RECORDS FOR THIS TASK:
Start of Block
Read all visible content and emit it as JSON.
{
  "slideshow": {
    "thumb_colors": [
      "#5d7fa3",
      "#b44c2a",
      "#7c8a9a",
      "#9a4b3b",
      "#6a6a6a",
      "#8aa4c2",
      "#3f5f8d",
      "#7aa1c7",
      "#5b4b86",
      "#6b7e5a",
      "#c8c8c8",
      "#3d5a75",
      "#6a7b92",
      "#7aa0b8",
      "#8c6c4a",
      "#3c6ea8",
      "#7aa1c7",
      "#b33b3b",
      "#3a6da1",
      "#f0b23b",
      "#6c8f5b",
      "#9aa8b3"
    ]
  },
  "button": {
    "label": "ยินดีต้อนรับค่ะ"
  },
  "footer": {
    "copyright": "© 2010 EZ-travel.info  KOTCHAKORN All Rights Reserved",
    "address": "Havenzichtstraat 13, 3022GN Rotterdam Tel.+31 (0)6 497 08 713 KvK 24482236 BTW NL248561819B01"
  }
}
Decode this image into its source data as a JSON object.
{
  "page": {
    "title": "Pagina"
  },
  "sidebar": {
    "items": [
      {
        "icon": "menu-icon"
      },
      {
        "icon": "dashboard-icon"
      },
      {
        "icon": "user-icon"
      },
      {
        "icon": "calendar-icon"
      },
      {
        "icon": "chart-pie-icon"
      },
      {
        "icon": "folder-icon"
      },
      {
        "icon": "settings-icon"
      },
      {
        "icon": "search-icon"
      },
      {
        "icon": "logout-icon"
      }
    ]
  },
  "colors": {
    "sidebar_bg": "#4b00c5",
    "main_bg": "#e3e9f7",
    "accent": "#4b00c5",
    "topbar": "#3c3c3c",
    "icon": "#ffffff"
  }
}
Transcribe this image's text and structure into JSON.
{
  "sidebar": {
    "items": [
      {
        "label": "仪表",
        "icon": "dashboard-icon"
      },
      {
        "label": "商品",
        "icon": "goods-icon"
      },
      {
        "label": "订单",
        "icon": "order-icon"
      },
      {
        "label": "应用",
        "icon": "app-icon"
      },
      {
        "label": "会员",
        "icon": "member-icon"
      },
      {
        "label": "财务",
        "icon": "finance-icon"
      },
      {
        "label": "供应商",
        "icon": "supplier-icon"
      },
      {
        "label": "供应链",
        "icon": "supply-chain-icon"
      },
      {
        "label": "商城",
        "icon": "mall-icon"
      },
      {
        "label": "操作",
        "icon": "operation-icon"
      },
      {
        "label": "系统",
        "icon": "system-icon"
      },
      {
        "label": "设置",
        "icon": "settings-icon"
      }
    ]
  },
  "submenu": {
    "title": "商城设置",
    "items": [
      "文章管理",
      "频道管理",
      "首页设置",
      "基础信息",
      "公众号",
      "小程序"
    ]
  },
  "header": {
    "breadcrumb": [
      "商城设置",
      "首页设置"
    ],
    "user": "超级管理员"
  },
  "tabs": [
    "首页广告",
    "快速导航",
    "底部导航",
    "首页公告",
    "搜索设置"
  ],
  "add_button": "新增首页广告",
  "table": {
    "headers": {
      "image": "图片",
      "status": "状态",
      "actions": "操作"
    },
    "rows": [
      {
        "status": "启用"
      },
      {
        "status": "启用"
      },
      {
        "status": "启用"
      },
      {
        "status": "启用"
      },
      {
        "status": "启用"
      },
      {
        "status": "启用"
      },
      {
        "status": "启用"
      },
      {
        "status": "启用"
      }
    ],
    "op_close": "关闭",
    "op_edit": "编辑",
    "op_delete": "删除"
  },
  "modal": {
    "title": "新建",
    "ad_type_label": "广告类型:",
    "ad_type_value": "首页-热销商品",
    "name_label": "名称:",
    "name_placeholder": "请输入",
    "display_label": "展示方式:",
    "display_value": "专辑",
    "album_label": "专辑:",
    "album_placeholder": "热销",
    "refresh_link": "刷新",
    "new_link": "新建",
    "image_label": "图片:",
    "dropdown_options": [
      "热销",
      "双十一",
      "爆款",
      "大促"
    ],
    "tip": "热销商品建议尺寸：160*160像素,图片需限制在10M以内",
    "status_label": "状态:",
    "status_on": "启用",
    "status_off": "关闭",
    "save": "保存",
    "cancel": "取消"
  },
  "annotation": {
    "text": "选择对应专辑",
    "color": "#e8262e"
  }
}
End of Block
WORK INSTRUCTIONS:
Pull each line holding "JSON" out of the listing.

WORKED SOLUTION:
Read all visible content and emit it as JSON.
Decode this image into its source data as a JSON object.
Transcribe this image's text and structure into JSON.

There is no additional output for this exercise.